Gylfi Sigurdsson will hope to form part of the Everton side for this evening’s clash against his former side, having spent two seasons with Tottenham between 2012 and 2014.
The Icelandic midfielder broke through at Reading before a spell in the Bundesliga at Hoffenheim, a subsequent impressive loan spell at Swansea attracting several suitors from England’s top tier.
Spurs secured his signing in an £8m deal as the midfielder became the first arrival of the Andre Villas-Boas era, but he struggled to command a regular starting place in the side and rejoined Swansea in search of opportunities after just 19 league starts across two seasons.
The move proved a brilliant decision as Sigurdsson thrived once again in South Wales, becoming one of the Premier League’s most productive creative midfielders during his time with the club.
He spent three seasons at Swansea and was named as the club’s Player of the Season in two consecutive campaigns, joining Everton in a club-record £45m deal in 2017.

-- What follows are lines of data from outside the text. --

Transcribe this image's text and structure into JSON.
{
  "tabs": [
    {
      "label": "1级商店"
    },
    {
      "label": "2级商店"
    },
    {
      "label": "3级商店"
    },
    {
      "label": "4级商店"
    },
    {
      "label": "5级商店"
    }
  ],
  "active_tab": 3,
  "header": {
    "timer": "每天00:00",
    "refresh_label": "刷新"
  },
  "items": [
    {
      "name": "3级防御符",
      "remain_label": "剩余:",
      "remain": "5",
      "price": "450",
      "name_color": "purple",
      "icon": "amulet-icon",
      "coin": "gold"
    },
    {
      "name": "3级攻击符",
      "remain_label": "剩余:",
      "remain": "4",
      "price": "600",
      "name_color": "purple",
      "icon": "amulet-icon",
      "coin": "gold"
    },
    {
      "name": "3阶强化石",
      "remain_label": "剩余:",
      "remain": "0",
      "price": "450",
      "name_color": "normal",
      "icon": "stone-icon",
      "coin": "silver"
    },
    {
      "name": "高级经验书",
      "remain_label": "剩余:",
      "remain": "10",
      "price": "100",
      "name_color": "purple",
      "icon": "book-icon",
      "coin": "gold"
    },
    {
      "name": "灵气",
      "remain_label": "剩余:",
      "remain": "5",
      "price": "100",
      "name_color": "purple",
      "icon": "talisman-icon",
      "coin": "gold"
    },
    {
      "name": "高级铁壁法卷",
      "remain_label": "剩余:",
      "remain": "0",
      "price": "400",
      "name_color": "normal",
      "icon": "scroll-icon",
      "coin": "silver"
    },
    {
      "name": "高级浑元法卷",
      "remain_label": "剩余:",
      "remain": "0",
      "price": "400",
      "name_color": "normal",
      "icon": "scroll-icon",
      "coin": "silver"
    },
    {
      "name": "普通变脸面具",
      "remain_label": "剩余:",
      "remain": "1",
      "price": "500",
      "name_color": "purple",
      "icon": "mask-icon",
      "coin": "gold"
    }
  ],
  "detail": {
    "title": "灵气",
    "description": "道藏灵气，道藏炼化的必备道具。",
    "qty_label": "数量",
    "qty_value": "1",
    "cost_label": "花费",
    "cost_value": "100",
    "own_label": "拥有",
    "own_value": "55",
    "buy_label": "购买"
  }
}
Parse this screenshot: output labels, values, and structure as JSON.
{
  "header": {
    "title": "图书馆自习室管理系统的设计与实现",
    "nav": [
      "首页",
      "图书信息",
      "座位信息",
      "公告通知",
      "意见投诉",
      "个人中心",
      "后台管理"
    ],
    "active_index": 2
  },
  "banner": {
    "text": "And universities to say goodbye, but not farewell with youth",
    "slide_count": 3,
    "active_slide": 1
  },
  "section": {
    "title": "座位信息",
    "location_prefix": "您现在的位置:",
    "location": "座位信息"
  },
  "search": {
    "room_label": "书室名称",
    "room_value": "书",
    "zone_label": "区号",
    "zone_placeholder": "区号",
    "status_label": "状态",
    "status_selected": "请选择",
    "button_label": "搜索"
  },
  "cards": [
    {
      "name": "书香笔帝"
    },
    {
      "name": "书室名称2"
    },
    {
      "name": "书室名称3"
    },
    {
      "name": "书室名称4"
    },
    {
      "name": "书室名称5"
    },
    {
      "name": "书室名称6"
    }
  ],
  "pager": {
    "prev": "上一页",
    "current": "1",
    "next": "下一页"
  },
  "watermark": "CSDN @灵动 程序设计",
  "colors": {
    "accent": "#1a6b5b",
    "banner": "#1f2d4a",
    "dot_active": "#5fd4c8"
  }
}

He has since made 148 appearances for the Toffees, scoring 29 goals, but has often struggled to find his best role in the side since moving to Goodison.